Some may see the timeframe for the ban on using social platforms as harsh but this is around a few games per year. Thus the amount of communication during the year will be largely unaffected. The one time it will become more of an issue will be around events. Will the FA stop players from doing anything for the full duration? Quite possibly.
Other sports who have restricted players activities are the NBA. They have, for a few years now, had a rule in place that no player can use social media from between 45 mins before the game starts to a period of 45 mins after it finishes. This has been to ensure that sensitive info is not given, that players are not tempted to tweet during games (Shaq did this in the early days) and also to give the media outlets who have paid for rights the exclusivity of breaking news and interviewing key figures.
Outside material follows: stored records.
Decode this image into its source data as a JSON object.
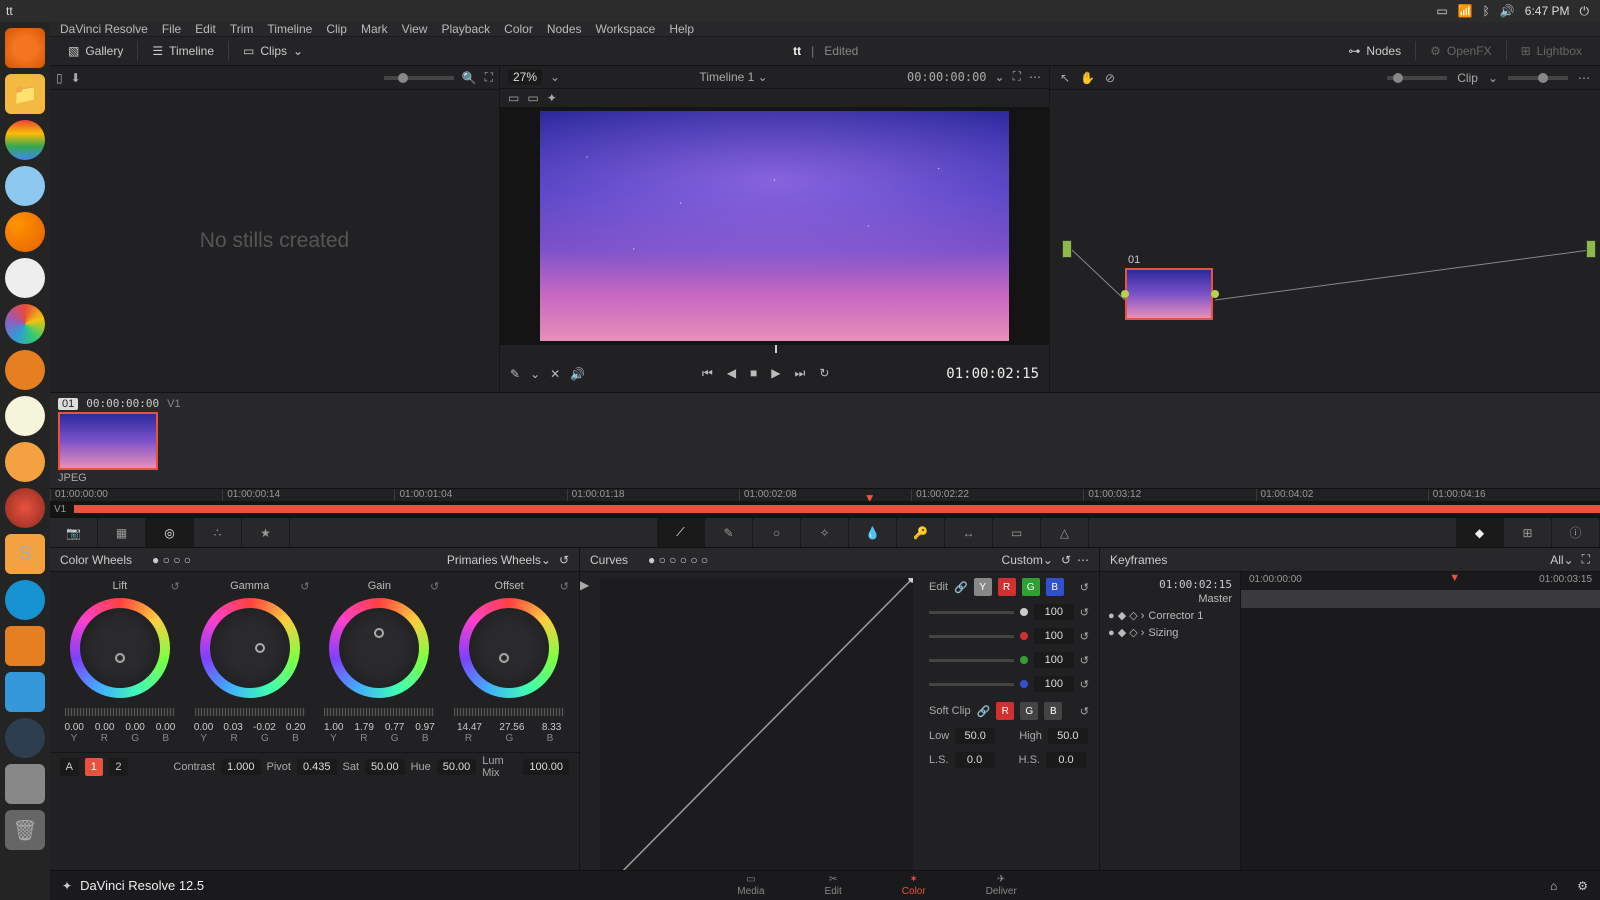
{
  "system": {
    "title": "tt",
    "time": "6:47 PM"
  },
  "menus": [
    "DaVinci Resolve",
    "File",
    "Edit",
    "Trim",
    "Timeline",
    "Clip",
    "Mark",
    "View",
    "Playback",
    "Color",
    "Nodes",
    "Workspace",
    "Help"
  ],
  "topbar": {
    "gallery": "Gallery",
    "timeline": "Timeline",
    "clips": "Clips",
    "project": "tt",
    "status": "Edited",
    "nodes": "Nodes",
    "openfx": "OpenFX",
    "lightbox": "Lightbox"
  },
  "viewer": {
    "zoom": "27%",
    "timeline": "Timeline 1",
    "tc_top": "00:00:00:00",
    "tc_play": "01:00:02:15"
  },
  "nodes": {
    "mode": "Clip",
    "node_id": "01"
  },
  "stills": {
    "empty": "No stills created"
  },
  "clip": {
    "num": "01",
    "tc": "00:00:00:00",
    "track": "V1",
    "format": "JPEG"
  },
  "timeline_ticks": [
    "01:00:00:00",
    "01:00:00:14",
    "01:00:01:04",
    "01:00:01:18",
    "01:00:02:08",
    "01:00:02:22",
    "01:00:03:12",
    "01:00:04:02",
    "01:00:04:16"
  ],
  "timeline_track": "V1",
  "wheels": {
    "title": "Color Wheels",
    "mode": "Primaries Wheels",
    "cols": [
      {
        "name": "Lift",
        "vals": [
          "0.00",
          "0.00",
          "0.00",
          "0.00"
        ]
      },
      {
        "name": "Gamma",
        "vals": [
          "0.00",
          "0.03",
          "-0.02",
          "0.20"
        ]
      },
      {
        "name": "Gain",
        "vals": [
          "1.00",
          "1.79",
          "0.77",
          "0.97"
        ]
      },
      {
        "name": "Offset",
        "vals": [
          "14.47",
          "27.56",
          "8.33",
          ""
        ]
      }
    ],
    "ch4": [
      "Y",
      "R",
      "G",
      "B"
    ],
    "ch3": [
      "R",
      "G",
      "B"
    ],
    "buttons": {
      "a": "A",
      "one": "1",
      "two": "2"
    },
    "globals": {
      "contrast_l": "Contrast",
      "contrast": "1.000",
      "pivot_l": "Pivot",
      "pivot": "0.435",
      "sat_l": "Sat",
      "sat": "50.00",
      "hue_l": "Hue",
      "hue": "50.00",
      "lummix_l": "Lum Mix",
      "lummix": "100.00"
    }
  },
  "curves": {
    "title": "Curves",
    "mode": "Custom",
    "edit_l": "Edit",
    "soft_l": "Soft Clip",
    "ch_vals": [
      "100",
      "100",
      "100",
      "100"
    ],
    "low_l": "Low",
    "low": "50.0",
    "high_l": "High",
    "high": "50.0",
    "ls_l": "L.S.",
    "ls": "0.0",
    "hs_l": "H.S.",
    "hs": "0.0"
  },
  "kf": {
    "title": "Keyframes",
    "mode": "All",
    "tc": "01:00:02:15",
    "lanes_tc": [
      "01:00:00:00",
      "01:00:03:15"
    ],
    "master": "Master",
    "items": [
      "Corrector 1",
      "Sizing"
    ]
  },
  "footer": {
    "app": "DaVinci Resolve 12.5",
    "pages": [
      "Media",
      "Edit",
      "Color",
      "Deliver"
    ]
  }
}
In terms of what England players can expect if they do step over the line. This can include;
- Investigation carried out by CE.
- All players must comply with investigation.
- If breach found, then option of sanctions (oral/written warning, exclusion from selection for fixed or indefinite period).
(picture from Telegraph.co.uk)
- Pending any outside investigation, (CPS etc) CE maintain right to suspend at their discretion.
- If case not proven or dropped, players available for selection.
- If non-custodial sentence, CE board decide on case-by-case basis.
- Custodial – excluded until time to be determined by CE management board.
- Serious allegations – captaincy may be removed at discretion of CEMB.
4.1: issuing an oral or written warning to the player.
4.2: determining that the player shall not be eligible for selection for a specific number of matches or specific period.
4.3: determining that the player shall not be eligible for an indefinite period.
- Where an allegation of serious misconduct has been made, the Club England Management Board may suspend a player while the matter is investigated further and/or pending the outcome of any footballing regulations or criminal investigations.
- Serious misconduct includes:
- Theft, dishonesty, fraud, deliberate falsification of records.
- Assault, battery, violence, deliberate damage to or misuse of FA property.
- Breach of safety-security regulations.
- Deliberate damage to FA property.
- Being under the influence of alcohol or illegal drugs.
- Any form of discrimination.
- Deliberate misuse of confidential information.
- Serious breach of FA rules/regs.
- No conduct that significant, materially or adversely impacts on reputation or integrity of FA.
- ANY decision of CEMB is final – There is no right of appeal.
- CEMB have power to publish in the press.
For more details on the rest of the items involved in the ‘code of conduct’ you can view the article here.